A US forecast that the European Union will lift its wheat exports to 23.0m tonnes this season, the third highest on record, is based on ideas that France will take up the baton on supplying Egypt.
Romania, on the European Union side of the Black Sea, has proved the major shipper to Egypt, so far in 2013-14, chalking up orders of more than 800,000 tonnes, out of the 2.1m tonnes ordered by the top importing country.
That is more than orders from Russia, which has traditionally dominated early-season orders by Egypt's Gasc grain authority, and Ukraine, also known as a fierce competitor on international markets.
And Gasc looks likely to turn largely elsewhere in the EU for supplies once Romania, a relatively minor producer, exhausts its exportable supplies, the US Department of Agriculture said.
"Romania is aggressive exporting to Egypt, and France is expected to take over the Egyptian business as Romanian supplies dwindle," the USDA said.
This is at a time when Egypt has been "tendering aggressively, intending to replenish the countries' wheat stocks to provide subsidised bread to about a quarter of its population who live below the poverty level".
While Egypt has run into economic problems, and ran down its stocks in 2012-13 in an effort to save cash, "several Arab countries - Saudi Arabia, United Arab Emirates and Kuwait - pledged monetary support for Egypt to aid the currency strapped country whose trade deficit is widening".
However, French supplies at the latest Gasc tender closed the gap with offers from the Black Sea exporters.
The USDA also flagged that France has been exporting to China, Algeria and Saudi Arabia, helping EU wheat exports, as measured by licences, hit 2.5m tonnes since 2013-14 began at the start of July, the fastest pace in 10 years.
The comments came as the USDA expanded on the reasons behind an upgrade last week of 1.0m tonnes to 23.0m tonnes in its estimate for EU wheat exports this season, besides lifting by 500,000 tonnes to 9.5m tonnes its forecast for Egyptian purchases.

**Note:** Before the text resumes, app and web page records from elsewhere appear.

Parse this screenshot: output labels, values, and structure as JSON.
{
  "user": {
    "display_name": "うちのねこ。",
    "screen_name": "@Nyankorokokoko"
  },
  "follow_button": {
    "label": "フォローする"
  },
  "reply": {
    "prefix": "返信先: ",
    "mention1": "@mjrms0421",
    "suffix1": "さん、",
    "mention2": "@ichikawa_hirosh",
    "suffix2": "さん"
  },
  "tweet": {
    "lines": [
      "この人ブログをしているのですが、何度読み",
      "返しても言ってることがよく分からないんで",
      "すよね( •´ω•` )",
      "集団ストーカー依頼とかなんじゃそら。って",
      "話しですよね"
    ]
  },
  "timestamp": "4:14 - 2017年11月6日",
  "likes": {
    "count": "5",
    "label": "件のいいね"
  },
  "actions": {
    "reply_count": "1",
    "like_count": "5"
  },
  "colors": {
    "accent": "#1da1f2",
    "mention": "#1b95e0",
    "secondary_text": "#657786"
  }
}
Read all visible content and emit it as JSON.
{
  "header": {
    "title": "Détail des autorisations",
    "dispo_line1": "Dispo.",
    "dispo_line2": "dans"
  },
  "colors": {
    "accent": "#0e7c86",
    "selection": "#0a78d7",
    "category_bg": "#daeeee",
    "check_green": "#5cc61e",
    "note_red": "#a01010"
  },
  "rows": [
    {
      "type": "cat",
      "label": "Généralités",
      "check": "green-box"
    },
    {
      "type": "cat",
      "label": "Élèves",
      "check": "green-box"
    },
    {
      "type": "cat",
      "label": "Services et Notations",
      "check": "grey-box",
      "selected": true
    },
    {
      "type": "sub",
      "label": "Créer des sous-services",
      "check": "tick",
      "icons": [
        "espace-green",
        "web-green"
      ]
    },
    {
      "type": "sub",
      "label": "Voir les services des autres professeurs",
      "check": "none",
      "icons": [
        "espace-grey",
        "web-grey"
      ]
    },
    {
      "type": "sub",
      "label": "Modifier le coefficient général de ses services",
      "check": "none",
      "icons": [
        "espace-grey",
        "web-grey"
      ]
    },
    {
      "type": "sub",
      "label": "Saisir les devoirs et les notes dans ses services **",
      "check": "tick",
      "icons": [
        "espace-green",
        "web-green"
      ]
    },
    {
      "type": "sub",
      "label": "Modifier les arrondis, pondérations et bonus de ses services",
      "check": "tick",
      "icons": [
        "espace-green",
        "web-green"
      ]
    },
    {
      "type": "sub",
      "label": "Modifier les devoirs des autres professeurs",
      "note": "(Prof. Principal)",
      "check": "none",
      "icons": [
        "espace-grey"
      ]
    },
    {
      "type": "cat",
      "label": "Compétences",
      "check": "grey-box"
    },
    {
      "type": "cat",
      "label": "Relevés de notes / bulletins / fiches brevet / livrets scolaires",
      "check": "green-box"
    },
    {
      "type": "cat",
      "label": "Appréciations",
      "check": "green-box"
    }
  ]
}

However, they also sharpen ideas of the uneven availability of high quality wheat, which is seen as abundant in the EU, as flagged separately by trade comments on UK wheat dynamics, but tight in many other geographies.

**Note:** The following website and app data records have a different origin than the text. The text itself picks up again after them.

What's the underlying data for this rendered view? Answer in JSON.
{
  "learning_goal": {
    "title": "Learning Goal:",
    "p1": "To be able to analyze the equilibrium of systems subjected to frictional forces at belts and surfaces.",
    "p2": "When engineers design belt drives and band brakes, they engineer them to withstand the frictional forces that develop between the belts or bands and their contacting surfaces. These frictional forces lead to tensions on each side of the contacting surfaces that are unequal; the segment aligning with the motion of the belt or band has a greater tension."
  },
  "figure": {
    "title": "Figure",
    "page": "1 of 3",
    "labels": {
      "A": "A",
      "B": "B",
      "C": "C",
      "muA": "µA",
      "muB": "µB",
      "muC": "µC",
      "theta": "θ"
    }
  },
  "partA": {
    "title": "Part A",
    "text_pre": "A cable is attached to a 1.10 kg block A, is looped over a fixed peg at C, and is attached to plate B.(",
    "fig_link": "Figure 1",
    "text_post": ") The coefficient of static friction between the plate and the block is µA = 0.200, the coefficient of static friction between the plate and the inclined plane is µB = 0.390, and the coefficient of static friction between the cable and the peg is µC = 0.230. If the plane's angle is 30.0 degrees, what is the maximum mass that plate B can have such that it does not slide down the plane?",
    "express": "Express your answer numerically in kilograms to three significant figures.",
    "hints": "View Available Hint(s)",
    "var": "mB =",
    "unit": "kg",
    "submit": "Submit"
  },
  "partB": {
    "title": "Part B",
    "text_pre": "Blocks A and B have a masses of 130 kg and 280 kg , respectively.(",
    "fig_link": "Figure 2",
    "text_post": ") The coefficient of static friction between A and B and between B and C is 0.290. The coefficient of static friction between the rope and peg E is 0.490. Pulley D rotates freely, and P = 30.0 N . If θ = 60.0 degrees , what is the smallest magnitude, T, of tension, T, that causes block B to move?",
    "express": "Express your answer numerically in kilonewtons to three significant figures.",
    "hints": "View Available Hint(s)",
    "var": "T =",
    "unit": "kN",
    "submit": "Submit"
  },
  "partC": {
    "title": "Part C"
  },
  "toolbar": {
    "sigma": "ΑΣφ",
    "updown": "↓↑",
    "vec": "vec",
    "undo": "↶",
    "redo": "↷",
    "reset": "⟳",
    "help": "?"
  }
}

High-quality wheat "is expected to be in short supply this year", the USDA said, echoing comments from the likes of Australia's Abares crop bureau and Macquarie.
Indeed, Russia is viewed as having slender supplies of high quality wheat, after rains at harvest in the central region, and most lately in Siberia, where it had been hoped that a strong spring wheat crop would bolster supplies.
"Russia is struggling with wet conditions on the tail end of their wheat harvest, which has raised more concerns about the overall quality of the Russian crop," Brian Henry at US broker Benson Quinn Commodities said.
In Siberia, "fields are still wet, which complicates the access of the farmers," Agritel said.
"Furthermore, the moisture content of the grains seems still too high," a worry as it encourages sprouting which can render wheat unfit for milling, besides making storage difficult if the grain is not dried.
However, "the weather conditions are getting better", Agritel said.
SovEcon, the Moscow-based consultancy, has warned of a "significant decline" in Russian grain exports this autumn, thanks to higher prices encouraged by the shortage of high quality grain.
Hopes for French wheat exports, by contrast, are buoyant, with the official FranceAgriMer bureau last week forecasting an 11% rise to 11.0m tonnes in shipments outside the EU this year, and many traders believing the result could turn out higher still.
France in 2012-13 shipped 17.1m tonnes of wheat, 9.9m tonnes to buyers outside the EU.